(Beginning of EXERCISE MATERIALS)

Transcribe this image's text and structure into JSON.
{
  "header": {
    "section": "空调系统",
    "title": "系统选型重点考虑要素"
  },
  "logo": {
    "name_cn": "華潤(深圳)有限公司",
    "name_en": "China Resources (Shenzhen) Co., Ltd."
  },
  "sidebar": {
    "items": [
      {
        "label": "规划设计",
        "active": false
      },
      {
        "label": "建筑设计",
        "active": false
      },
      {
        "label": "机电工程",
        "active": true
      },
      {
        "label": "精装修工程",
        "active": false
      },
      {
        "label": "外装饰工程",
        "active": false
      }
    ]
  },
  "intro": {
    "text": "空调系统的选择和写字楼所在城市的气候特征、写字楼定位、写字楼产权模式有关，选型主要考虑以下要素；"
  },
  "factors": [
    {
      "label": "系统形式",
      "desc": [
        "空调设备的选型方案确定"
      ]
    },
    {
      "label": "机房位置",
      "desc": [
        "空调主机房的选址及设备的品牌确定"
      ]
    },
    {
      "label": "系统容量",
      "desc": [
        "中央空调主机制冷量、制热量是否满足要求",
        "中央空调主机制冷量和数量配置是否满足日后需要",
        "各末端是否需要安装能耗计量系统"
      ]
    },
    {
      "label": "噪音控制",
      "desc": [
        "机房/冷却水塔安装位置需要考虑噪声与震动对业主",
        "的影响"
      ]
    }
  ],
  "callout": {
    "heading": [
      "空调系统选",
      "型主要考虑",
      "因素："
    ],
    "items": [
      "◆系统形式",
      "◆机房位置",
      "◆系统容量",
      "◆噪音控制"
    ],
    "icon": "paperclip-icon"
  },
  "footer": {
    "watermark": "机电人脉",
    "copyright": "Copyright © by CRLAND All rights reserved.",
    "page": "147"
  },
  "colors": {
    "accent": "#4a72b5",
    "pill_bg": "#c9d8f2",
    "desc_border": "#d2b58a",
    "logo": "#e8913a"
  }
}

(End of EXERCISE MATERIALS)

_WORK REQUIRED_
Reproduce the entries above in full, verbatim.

_WRITTEN ANSWER_
Transcribe this image's text and structure into JSON.
{
  "header": {
    "section": "空调系统",
    "title": "系统选型重点考虑要素"
  },
  "logo": {
    "name_cn": "華潤(深圳)有限公司",
    "name_en": "China Resources (Shenzhen) Co., Ltd."
  },
  "sidebar": {
    "items": [
      {
        "label": "规划设计",
        "active": false
      },
      {
        "label": "建筑设计",
        "active": false
      },
      {
        "label": "机电工程",
        "active": true
      },
      {
        "label": "精装修工程",
        "active": false
      },
      {
        "label": "外装饰工程",
        "active": false
      }
    ]
  },
  "intro": {
    "text": "空调系统的选择和写字楼所在城市的气候特征、写字楼定位、写字楼产权模式有关，选型主要考虑以下要素；"
  },
  "factors": [
    {
      "label": "系统形式",
      "desc": [
        "空调设备的选型方案确定"
      ]
    },
    {
      "label": "机房位置",
      "desc": [
        "空调主机房的选址及设备的品牌确定"
      ]
    },
    {
      "label": "系统容量",
      "desc": [
        "中央空调主机制冷量、制热量是否满足要求",
        "中央空调主机制冷量和数量配置是否满足日后需要",
        "各末端是否需要安装能耗计量系统"
      ]
    },
    {
      "label": "噪音控制",
      "desc": [
        "机房/冷却水塔安装位置需要考虑噪声与震动对业主",
        "的影响"
      ]
    }
  ],
  "callout": {
    "heading": [
      "空调系统选",
      "型主要考虑",
      "因素："
    ],
    "items": [
      "◆系统形式",
      "◆机房位置",
      "◆系统容量",
      "◆噪音控制"
    ],
    "icon": "paperclip-icon"
  },
  "footer": {
    "watermark": "机电人脉",
    "copyright": "Copyright © by CRLAND All rights reserved.",
    "page": "147"
  },
  "colors": {
    "accent": "#4a72b5",
    "pill_bg": "#c9d8f2",
    "desc_border": "#d2b58a",
    "logo": "#e8913a"
  }
}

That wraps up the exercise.